Peter Frampton is universally regarded as one of rock music’s “guitar gods.” A childhood (and lifelong) friend of David Bowie, the London schoolmates saw their careers take dramatically different paths after high school. While Bowie’s career continued on an ever-upward trajectory, gaining him almost unanimous respect from fans and critics alike, Frampton had a roller-coaster ride from obscurity, to mild fame with Humble Pie, to the highest peak of rock ‘n’ roll. (For years, his “Frampton Comes Alive” album was the highest-selling live album of all time). It’s fascinating, then, to see how a musician who once rubbed elbows with The Beatles, Bowie, and other mega-stars, has completely reinvented himself.

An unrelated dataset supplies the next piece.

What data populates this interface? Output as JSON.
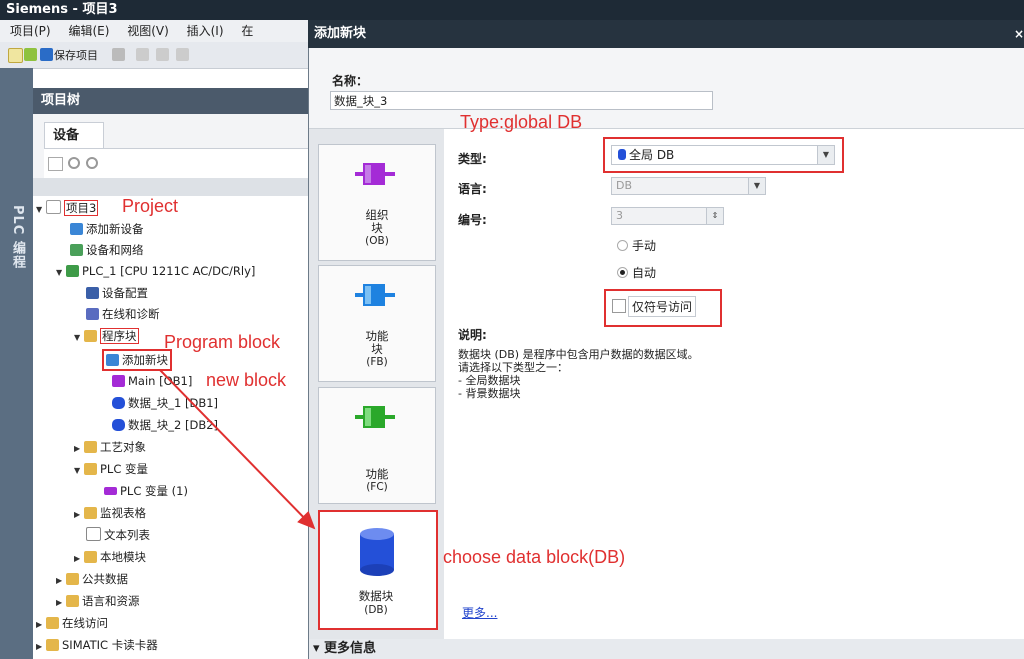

Of course, Sunday’s show boasted the hits: “Baby I Love Your Way,” “Show Me The Way,” “I’m In You,” and the classic rock anthem (almost residing in the “Freebird” category), “Do You Feel Like We Do” (sans Bob Mayo). He played all of these songs acoustically, sometimes solo but often with his current songwriting partner Gordon Kennedy, using rich chord voicings laced with talented guitar solos, utilizing different acoustic guitars with different sounds seemingly on every song. (He has an amazing collection of acoustic guitars and it was fun to see them all.)
Frampton told stories between each song, giving each of the evening’s selections new life and meaning. There were stories about playing with Ringo Starr, George Harrison, a funny Paul McCartney story, a Jerry Reed story, and many others. They were laced with self-deprecating humor and the perspective of someone who has seen it all and been there, done that. There were also lots of laughs. This was a story-telling session as much as a concert.
Even more obscure and newer songs — “Hummingbird in a Box,” “Wind of Change,” and a version of Humble Pie’s “Take Me Back,” — were rich with jazz chord voicings and incredible acoustic guitar solos.
This was not the Peter Frampton who appeared shirtless with long golden locks on magazine covers in the late 1970s and went from pin-up star to obscurity. This was a mature, introspective (and almost hairless) 66-year old adult playing songs with depth and telling stories that drew in the audience. This was a real human being sitting in front of us, someone we could relate to.
Rather than becoming a cartoon version of himself, reliving his “glory days” on stage as many aging rock stars do (think of the numerous Eagles “reunion tours”), Frampton now plays his old and new songs acoustically, giving them more dimension and depth than the guitar-fueled versions that fans know so well.
It was really nice to see a real, humble, introspective adult on stage, rather than a Spinal Tap version of himself. – Mark Sellers
PHOTO GALLERY: Peter Frampton at 20 Monroe Live (April 2, 2017)
Photos by Jamie Geysbeek
Sunday’s night Peter Frampton show closed out a busy week of live — sometimes raucous — music in Grand Rapids and Kalamazoo (which kicked off the week with what amounts to a holiday, Oberon Day, at Bell’s Brewery). Check out the Local Spins images here.
PHOTO GALLERY: Oberon Day at Bell’s Brewery (March 27)
Who Hit John?, Guitar Up photos by Derek Ketchum
Photos by Kendra Kamp